COBWEB CORNERS: The story of Old Pots

By Mel McFarland

       Over in Manitou, a hundred years ago, the town was filled all summer with tourists. All winter it was empty. Today I thought I would share a story that goes along with some of the characters that you could find over there.
       There was a lady potter who traveled up from New Mexico, just where is unknown, but she brought up Indian style pottery. She had a wagon, like a medicine show, but it was mainly her traveling home, gallery and store. On the side it merely said "Pots," and had pictures of her wares. She would deliver pottery each spring that had been ordered the previous summer. Occasionally she would have a customer disappear over the winter, so there were extras. Sometimes she would even set up on grassy lawns and do a few pots right there. She had long dark hair, a tan, and looked like an Indian. On one occasion someone added "Old" in the dust on the side of the wagon. She and her customers thought it rather funny, and she had an artist make it official.

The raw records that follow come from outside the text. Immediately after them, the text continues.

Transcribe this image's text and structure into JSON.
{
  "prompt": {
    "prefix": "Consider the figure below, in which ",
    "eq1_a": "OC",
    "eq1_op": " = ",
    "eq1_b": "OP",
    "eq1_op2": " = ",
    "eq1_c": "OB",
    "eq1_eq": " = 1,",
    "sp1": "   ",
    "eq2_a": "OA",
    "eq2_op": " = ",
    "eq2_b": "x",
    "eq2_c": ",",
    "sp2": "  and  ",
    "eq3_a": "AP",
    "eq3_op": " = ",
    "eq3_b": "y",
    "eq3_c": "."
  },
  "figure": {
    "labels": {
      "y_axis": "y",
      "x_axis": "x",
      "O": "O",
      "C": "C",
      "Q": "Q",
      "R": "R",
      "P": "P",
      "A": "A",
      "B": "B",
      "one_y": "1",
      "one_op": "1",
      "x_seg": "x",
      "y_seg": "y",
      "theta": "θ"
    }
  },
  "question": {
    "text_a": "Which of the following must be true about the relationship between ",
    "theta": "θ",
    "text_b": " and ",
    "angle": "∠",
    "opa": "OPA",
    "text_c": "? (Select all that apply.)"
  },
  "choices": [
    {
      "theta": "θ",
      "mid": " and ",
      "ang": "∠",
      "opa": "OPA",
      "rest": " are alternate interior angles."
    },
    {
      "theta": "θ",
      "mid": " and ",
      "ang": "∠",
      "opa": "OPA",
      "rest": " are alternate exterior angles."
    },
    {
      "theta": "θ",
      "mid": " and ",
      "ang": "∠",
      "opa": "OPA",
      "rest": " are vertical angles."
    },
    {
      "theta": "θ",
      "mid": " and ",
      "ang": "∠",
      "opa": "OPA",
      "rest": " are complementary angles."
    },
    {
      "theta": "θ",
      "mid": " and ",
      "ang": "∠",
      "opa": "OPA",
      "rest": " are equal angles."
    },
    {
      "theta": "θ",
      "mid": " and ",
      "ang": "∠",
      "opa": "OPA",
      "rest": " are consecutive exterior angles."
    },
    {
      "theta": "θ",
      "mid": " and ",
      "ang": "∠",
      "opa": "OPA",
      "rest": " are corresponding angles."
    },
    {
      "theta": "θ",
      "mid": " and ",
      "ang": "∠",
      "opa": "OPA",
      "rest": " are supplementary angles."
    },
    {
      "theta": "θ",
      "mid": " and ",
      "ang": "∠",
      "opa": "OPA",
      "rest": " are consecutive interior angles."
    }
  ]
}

       She was an interesting lady, usually traveling alone, but it was said she had daughters all over the west, one in Colorado Springs. She reportedly had nerves of steel. On one occasion while traveling in the mountains on a quiet afternoon ride a mountain lion strolled across the road in front of her wagon. Neither the lady nor her horse lost a step.
       There was a tale that years before she had worked on a ship, and that she would have loved to be a sea captain, but a hundred years ago that was out of the question. As a bit of a sideline, have you ever heard of Captain Jack? She was a grizzled old gal who lived in Manitou for a while in the 1870s and later lived up on the High Drive near Jones Park. She would regale the traveling tourists with all sorts of tales and even shooting exhibitions.
       On the other hand "Old Pots" moved from the area, and was gone a few years, but she returned, continuing her trade with the shops along Manitou Boulevard into the 1920s. She finally traded her wagon for a Model T Ford, but it was modified to use the same old wagon body. If you have Indian style pots from old Manitou, you might want to see if it is signed, "Old Pots."